What is expected:
Make an exact copy of the records, dropping all pictures.

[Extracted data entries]

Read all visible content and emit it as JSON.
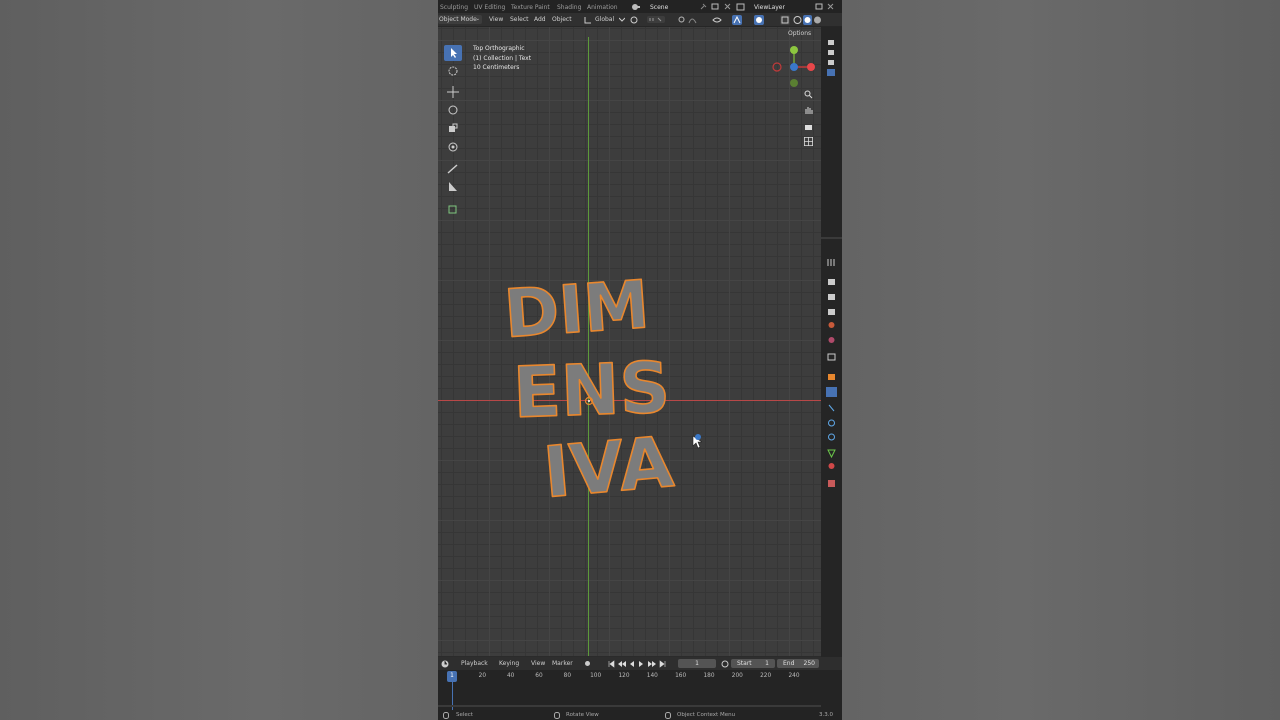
{
  "workspace_tabs": [
    "Sculpting",
    "UV Editing",
    "Texture Paint",
    "Shading",
    "Animation"
  ],
  "scene_name": "Scene",
  "view_layer": "ViewLayer",
  "header": {
    "mode": "Object Mode",
    "menus": [
      "View",
      "Select",
      "Add",
      "Object"
    ],
    "orientation": "Global"
  },
  "options_label": "Options",
  "overlay": {
    "view_name": "Top Orthographic",
    "collection": "(1) Collection | Text",
    "scale": "10 Centimeters"
  },
  "text_object": {
    "lines": [
      "DIM",
      "ENS",
      "IVA"
    ],
    "fill_color": "#7c7c7c",
    "outline_color": "#e8872e"
  },
  "timeline": {
    "menus": [
      "Playback",
      "Keying",
      "View",
      "Marker"
    ],
    "current_frame": "1",
    "start_label": "Start",
    "start": "1",
    "end_label": "End",
    "end": "250",
    "ticks": [
      "1",
      "20",
      "40",
      "60",
      "80",
      "100",
      "120",
      "140",
      "160",
      "180",
      "200",
      "220",
      "240"
    ]
  },
  "status_bar": {
    "select": "Select",
    "rotate": "Rotate View",
    "context": "Object Context Menu",
    "version": "3.3.0"
  },
  "colors": {
    "accent": "#4772b3",
    "x_axis": "#c13a3a",
    "y_axis": "#72a33a"
  }
}
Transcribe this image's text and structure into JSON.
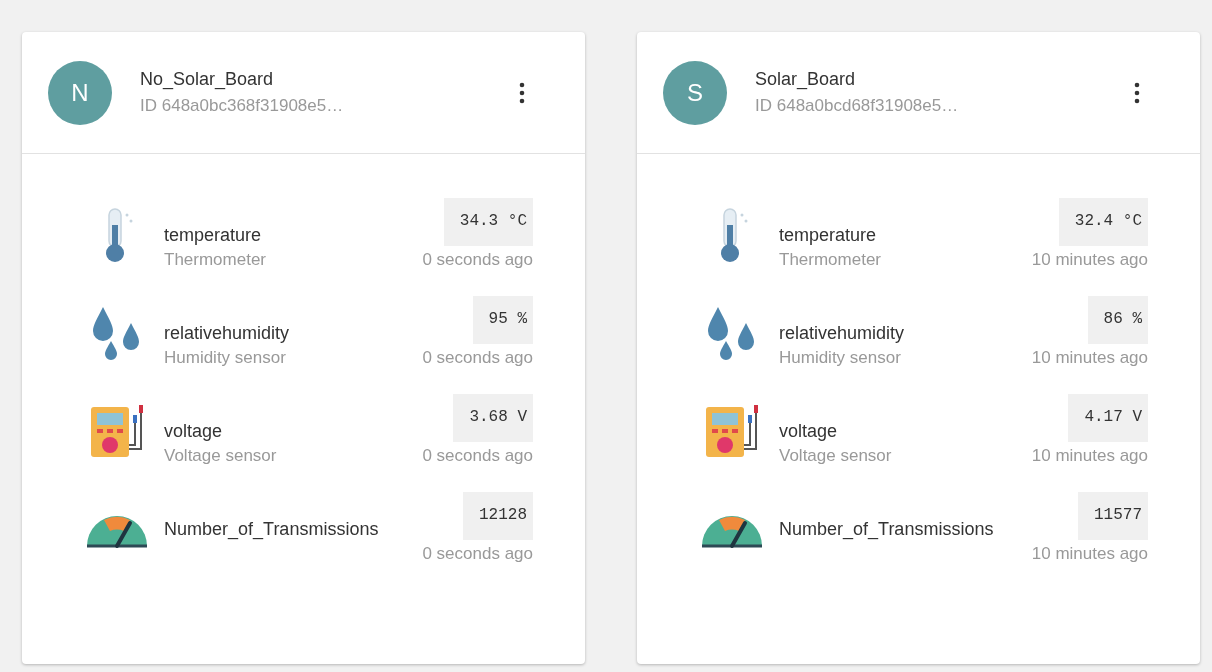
{
  "devices": [
    {
      "avatar": "N",
      "name": "No_Solar_Board",
      "id": "ID 648a0bc368f31908e5…",
      "sensors": [
        {
          "kind": "thermometer",
          "name": "temperature",
          "type": "Thermometer",
          "value": "34.3 °C",
          "time": "0 seconds ago"
        },
        {
          "kind": "humidity",
          "name": "relativehumidity",
          "type": "Humidity sensor",
          "value": "95 %",
          "time": "0 seconds ago"
        },
        {
          "kind": "multimeter",
          "name": "voltage",
          "type": "Voltage sensor",
          "value": "3.68 V",
          "time": "0 seconds ago"
        },
        {
          "kind": "gauge",
          "name": "Number_of_Transmissions",
          "value": "12128",
          "time": "0 seconds ago"
        }
      ]
    },
    {
      "avatar": "S",
      "name": "Solar_Board",
      "id": "ID 648a0bcd68f31908e5…",
      "sensors": [
        {
          "kind": "thermometer",
          "name": "temperature",
          "type": "Thermometer",
          "value": "32.4 °C",
          "time": "10 minutes ago"
        },
        {
          "kind": "humidity",
          "name": "relativehumidity",
          "type": "Humidity sensor",
          "value": "86 %",
          "time": "10 minutes ago"
        },
        {
          "kind": "multimeter",
          "name": "voltage",
          "type": "Voltage sensor",
          "value": "4.17 V",
          "time": "10 minutes ago"
        },
        {
          "kind": "gauge",
          "name": "Number_of_Transmissions",
          "value": "11577",
          "time": "10 minutes ago"
        }
      ]
    }
  ]
}
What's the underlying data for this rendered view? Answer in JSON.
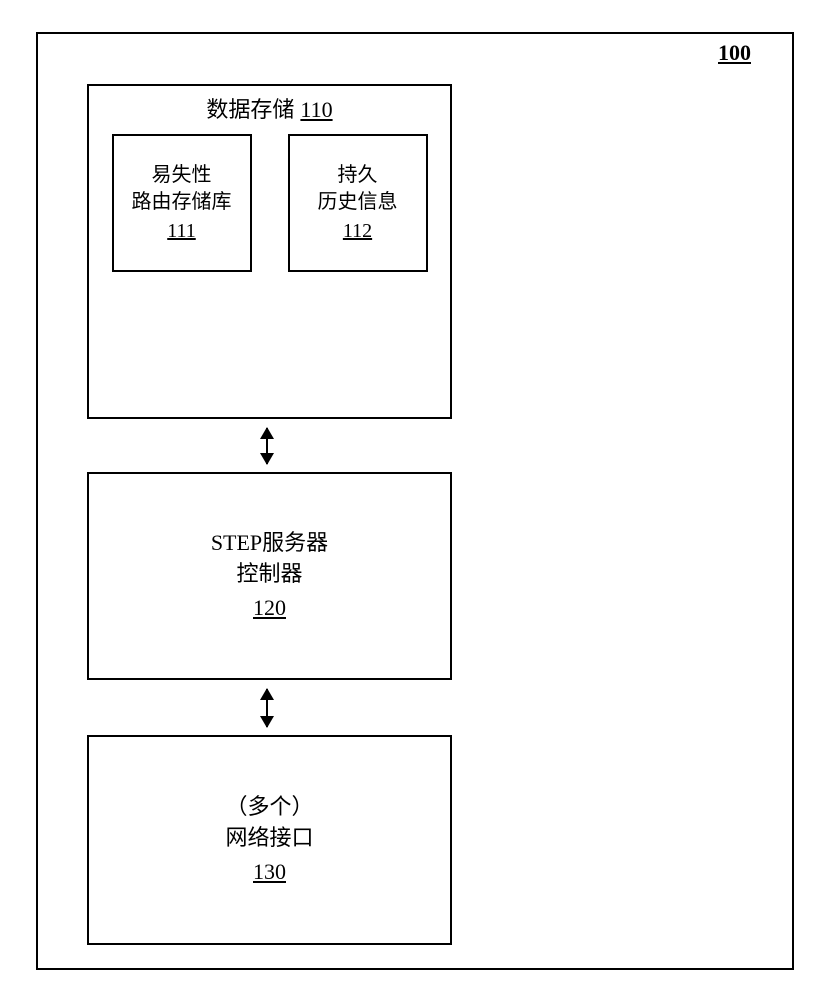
{
  "figure_label": "100",
  "box110": {
    "title": "数据存储",
    "number": "110",
    "sub111": {
      "line1": "易失性",
      "line2": "路由存储库",
      "number": "111"
    },
    "sub112": {
      "line1": "持久",
      "line2": "历史信息",
      "number": "112"
    }
  },
  "box120": {
    "line1": "STEP服务器",
    "line2": "控制器",
    "number": "120"
  },
  "box130": {
    "line1": "（多个）",
    "line2": "网络接口",
    "number": "130"
  }
}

Solution for this problem:
Read all visible content and emit it as JSON.
{
  "workspace_tabs": [
    "Sculpting",
    "UV Editing",
    "Texture Paint",
    "Shading",
    "Animation"
  ],
  "scene_name": "Scene",
  "view_layer": "ViewLayer",
  "header": {
    "mode": "Object Mode",
    "menus": [
      "View",
      "Select",
      "Add",
      "Object"
    ],
    "orientation": "Global"
  },
  "options_label": "Options",
  "overlay": {
    "view_name": "Top Orthographic",
    "collection": "(1) Collection | Text",
    "scale": "10 Centimeters"
  },
  "text_object": {
    "lines": [
      "DIM",
      "ENS",
      "IVA"
    ],
    "fill_color": "#7c7c7c",
    "outline_color": "#e8872e"
  },
  "timeline": {
    "menus": [
      "Playback",
      "Keying",
      "View",
      "Marker"
    ],
    "current_frame": "1",
    "start_label": "Start",
    "start": "1",
    "end_label": "End",
    "end": "250",
    "ticks": [
      "1",
      "20",
      "40",
      "60",
      "80",
      "100",
      "120",
      "140",
      "160",
      "180",
      "200",
      "220",
      "240"
    ]
  },
  "status_bar": {
    "select": "Select",
    "rotate": "Rotate View",
    "context": "Object Context Menu",
    "version": "3.3.0"
  },
  "colors": {
    "accent": "#4772b3",
    "x_axis": "#c13a3a",
    "y_axis": "#72a33a"
  }
}
Transcribe this image's text and structure into JSON.
{
  "devices": [
    {
      "avatar": "N",
      "name": "No_Solar_Board",
      "id": "ID 648a0bc368f31908e5…",
      "sensors": [
        {
          "kind": "thermometer",
          "name": "temperature",
          "type": "Thermometer",
          "value": "34.3 °C",
          "time": "0 seconds ago"
        },
        {
          "kind": "humidity",
          "name": "relativehumidity",
          "type": "Humidity sensor",
          "value": "95 %",
          "time": "0 seconds ago"
        },
        {
          "kind": "multimeter",
          "name": "voltage",
          "type": "Voltage sensor",
          "value": "3.68 V",
          "time": "0 seconds ago"
        },
        {
          "kind": "gauge",
          "name": "Number_of_Transmissions",
          "value": "12128",
          "time": "0 seconds ago"
        }
      ]
    },
    {
      "avatar": "S",
      "name": "Solar_Board",
      "id": "ID 648a0bcd68f31908e5…",
      "sensors": [
        {
          "kind": "thermometer",
          "name": "temperature",
          "type": "Thermometer",
          "value": "32.4 °C",
          "time": "10 minutes ago"
        },
        {
          "kind": "humidity",
          "name": "relativehumidity",
          "type": "Humidity sensor",
          "value": "86 %",
          "time": "10 minutes ago"
        },
        {
          "kind": "multimeter",
          "name": "voltage",
          "type": "Voltage sensor",
          "value": "4.17 V",
          "time": "10 minutes ago"
        },
        {
          "kind": "gauge",
          "name": "Number_of_Transmissions",
          "value": "11577",
          "time": "10 minutes ago"
        }
      ]
    }
  ]
}
What's the underlying data for this rendered view? Answer in JSON.
{
  "figure_label": "100",
  "box110": {
    "title": "数据存储",
    "number": "110",
    "sub111": {
      "line1": "易失性",
      "line2": "路由存储库",
      "number": "111"
    },
    "sub112": {
      "line1": "持久",
      "line2": "历史信息",
      "number": "112"
    }
  },
  "box120": {
    "line1": "STEP服务器",
    "line2": "控制器",
    "number": "120"
  },
  "box130": {
    "line1": "（多个）",
    "line2": "网络接口",
    "number": "130"
  }
}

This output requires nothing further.